> membership. Indeed, within the chartering agreement they accept
> responsibility for checking the credentials of adult leaders to make
> certain that they are morally fit. However, Scouting Central has taken
> it upon itself to step in an override the decision of the Chartering
> organization when they find an adult leader who does not meet "their
> moral standards." Therein lies the rub.
> We need to make certain that the children in our care are safe. They
> should not be exposed to anyone's sexual philosophy - hetero- or homo-.
> They should not be subjected to anyone else's religious philosophy.
> These are family values... to be taught in the family.
> I am simply asking for that right. To protect the children.
> Discriminating against gays and people with religious views other than
> my own (or your own) does not serve that purpose.
> I am pushing this issue because we, as Sea Scouters, are the first to

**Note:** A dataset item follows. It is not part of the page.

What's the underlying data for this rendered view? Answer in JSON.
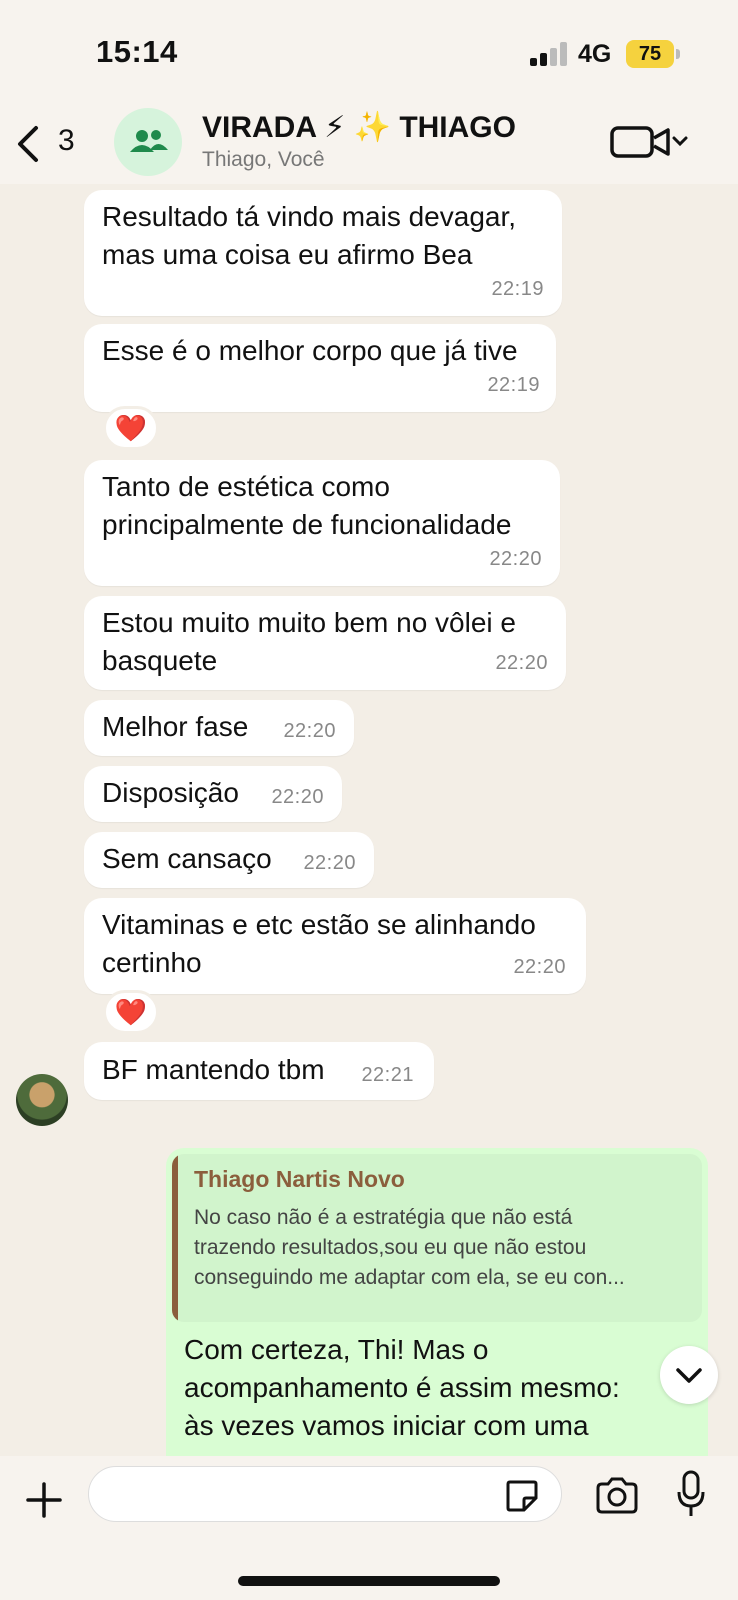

> feel the consequences of the BSA's discriminatory practices. Pack and
> Troop leaders can dodge the issue by stowing a few tents in their attic
> and meeting in church halls and other private facilities. We have far
> greater expenses and require greater community support.
> Yes, I would love to return to those wonderful, anarchic days of yore
> and spurn all governmental support. Within the shores of my native
> Chesapeake Bay I could find a quiet cove with a cheap marina to shelter
> our vessel. But, have you looked at an atlas of the California coast
> lately? There are only two natural harbors; San Diego and San Francisco.
> Dana Point Harbor, Oceanside Harbor, and so many more - even the world
> famous harbors of Long Beach and Los Angeles were created by laying
> breakwaters across bights in the coast line. This was accomplished using
> public funds and the public determines who enjoys these facilities. And,
> the public has determined that the Boy Scouts will not enjoy any special
> advantage so long as they engage in discriminatory practices.
> This issue is being laid in our laps first, and we Sea Scouters need to
> take the lead or we will follow the Boy Scouts to oblivion.
> Jack Durish
> Buccaneers - SSS 935
> Orange County, California